Anthropologists from the Field Museum and the University of Illinois at Chicago recently led an expedition that unearthed a rare 600-year-old coin on an island off of Kenya that proves China traded with African countries before European explorers set sail.
The coin, called “Yongle Tongbao,” is silver and copper. The hole in the center was to keep it on a belt. Issuing the coin was the Ming Dynasty’s Emperor Yongle, who ruled from 1403-1425AD and helped construct Beijing’s Forbidden City.
The coin is currently off display at the Field, where Chapurukha M. Kusimba, curator of African Anthropology at The Field Museum, is studying to make sure it is not a counterfeit.
“It is exciting,” Kusimba said. “But whether it turns out to be fake it is still extremely exciting. It speaks to the competition going on between merchants, the kind of competition that is still visible today.”
Chinese exploration and trading stopped after Yongle’s death, opening up the way for European explorers, according to information from the Field Museum. The coin was found on Manda, which was home to a sophisticated ancient colony between 200AD to 1430AD. The Manda excavation happened between Dec. 10, 2012 and Feb. 10, 2013.
“Chinese currency in East Africa is very, very rare,” Kusimba said.
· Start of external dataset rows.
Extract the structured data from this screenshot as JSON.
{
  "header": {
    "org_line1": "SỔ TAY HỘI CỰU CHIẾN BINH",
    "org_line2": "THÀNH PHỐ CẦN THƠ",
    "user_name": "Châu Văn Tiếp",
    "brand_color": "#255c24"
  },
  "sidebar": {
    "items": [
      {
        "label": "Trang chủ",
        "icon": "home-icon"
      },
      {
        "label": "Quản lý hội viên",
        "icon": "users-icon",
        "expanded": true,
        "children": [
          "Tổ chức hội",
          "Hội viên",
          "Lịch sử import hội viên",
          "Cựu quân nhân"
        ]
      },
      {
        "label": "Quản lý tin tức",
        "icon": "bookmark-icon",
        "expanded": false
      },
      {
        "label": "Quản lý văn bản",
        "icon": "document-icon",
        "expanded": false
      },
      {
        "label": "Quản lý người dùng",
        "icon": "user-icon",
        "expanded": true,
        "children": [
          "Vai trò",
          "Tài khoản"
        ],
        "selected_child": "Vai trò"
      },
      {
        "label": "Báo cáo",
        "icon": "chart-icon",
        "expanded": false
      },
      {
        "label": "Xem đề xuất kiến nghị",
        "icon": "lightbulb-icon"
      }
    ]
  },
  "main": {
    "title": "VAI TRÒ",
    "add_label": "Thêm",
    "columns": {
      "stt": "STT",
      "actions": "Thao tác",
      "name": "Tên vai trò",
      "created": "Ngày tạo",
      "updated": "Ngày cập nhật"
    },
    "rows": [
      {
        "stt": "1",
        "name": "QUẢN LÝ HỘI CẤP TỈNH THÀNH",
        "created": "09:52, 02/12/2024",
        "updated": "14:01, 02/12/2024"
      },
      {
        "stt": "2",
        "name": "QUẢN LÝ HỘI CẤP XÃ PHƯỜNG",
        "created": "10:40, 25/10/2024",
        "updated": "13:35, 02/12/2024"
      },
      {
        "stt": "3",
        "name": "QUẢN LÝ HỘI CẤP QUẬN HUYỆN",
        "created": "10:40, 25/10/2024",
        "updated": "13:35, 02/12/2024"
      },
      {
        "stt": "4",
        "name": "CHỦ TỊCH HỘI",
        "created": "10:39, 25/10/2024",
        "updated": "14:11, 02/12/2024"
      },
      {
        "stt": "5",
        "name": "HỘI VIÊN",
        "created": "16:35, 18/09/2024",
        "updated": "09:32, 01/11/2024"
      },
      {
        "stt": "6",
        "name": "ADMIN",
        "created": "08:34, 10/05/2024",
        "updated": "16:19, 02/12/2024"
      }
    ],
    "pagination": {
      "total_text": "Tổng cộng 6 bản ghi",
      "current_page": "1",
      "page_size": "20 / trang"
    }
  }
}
Also part of the excavation was Sloan R. Williams, a UIC anthropology professor.